Tuesday’s findings, from a preliminary analysis of a large-scale clinical trial published in the British medical journal the Lancet, demonstrated that the two-shot vaccine was 91.6% effective in preventing symptomatic Covid-19 and offered complete protection against severe cases. There were no serious side effects, the paper said.
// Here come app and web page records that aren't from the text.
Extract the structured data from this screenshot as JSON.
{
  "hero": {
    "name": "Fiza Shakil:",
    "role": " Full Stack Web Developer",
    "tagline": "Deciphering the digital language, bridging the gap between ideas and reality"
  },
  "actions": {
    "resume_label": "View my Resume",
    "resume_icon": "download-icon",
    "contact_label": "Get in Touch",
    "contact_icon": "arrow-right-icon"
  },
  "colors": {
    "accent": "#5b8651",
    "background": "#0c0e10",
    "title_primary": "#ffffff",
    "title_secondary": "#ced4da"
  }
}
The vaccine was also found to be similarly safe and effective in elderly people.
The endorsement of Sputnik V presents a significant victory for Russian President Vladimir Putin in the global vaccination race, providing a vote of confidence in the capability of Russian science and medicine and helping to deflect some of the criticism Moscow encountered for its fast-tracked development of the vaccine and lack of published trial data.
The Russian shot’s efficacy rate is almost equal to vaccines developed by Moderna Inc. and Pfizer Inc. and its German partner BioNTech SE , which are around 95% effective, and outshines the vaccine produced by the British-Swedish multinational pharmaceutical company AstraZeneca PLC, which has published efficacy rates at between 62% to 90% in late clinical trials, with most trial results in the lower end of that range.
Russia—the world’s fourth worst-hit country with nearly four million cases—has banked on Sputnik V to avoid new costly lockdowns as its economy reels from plummeting prices for its oil, a critical industry for the country. Authorities here plan to vaccinate 60% of the domestic population by the end of the year.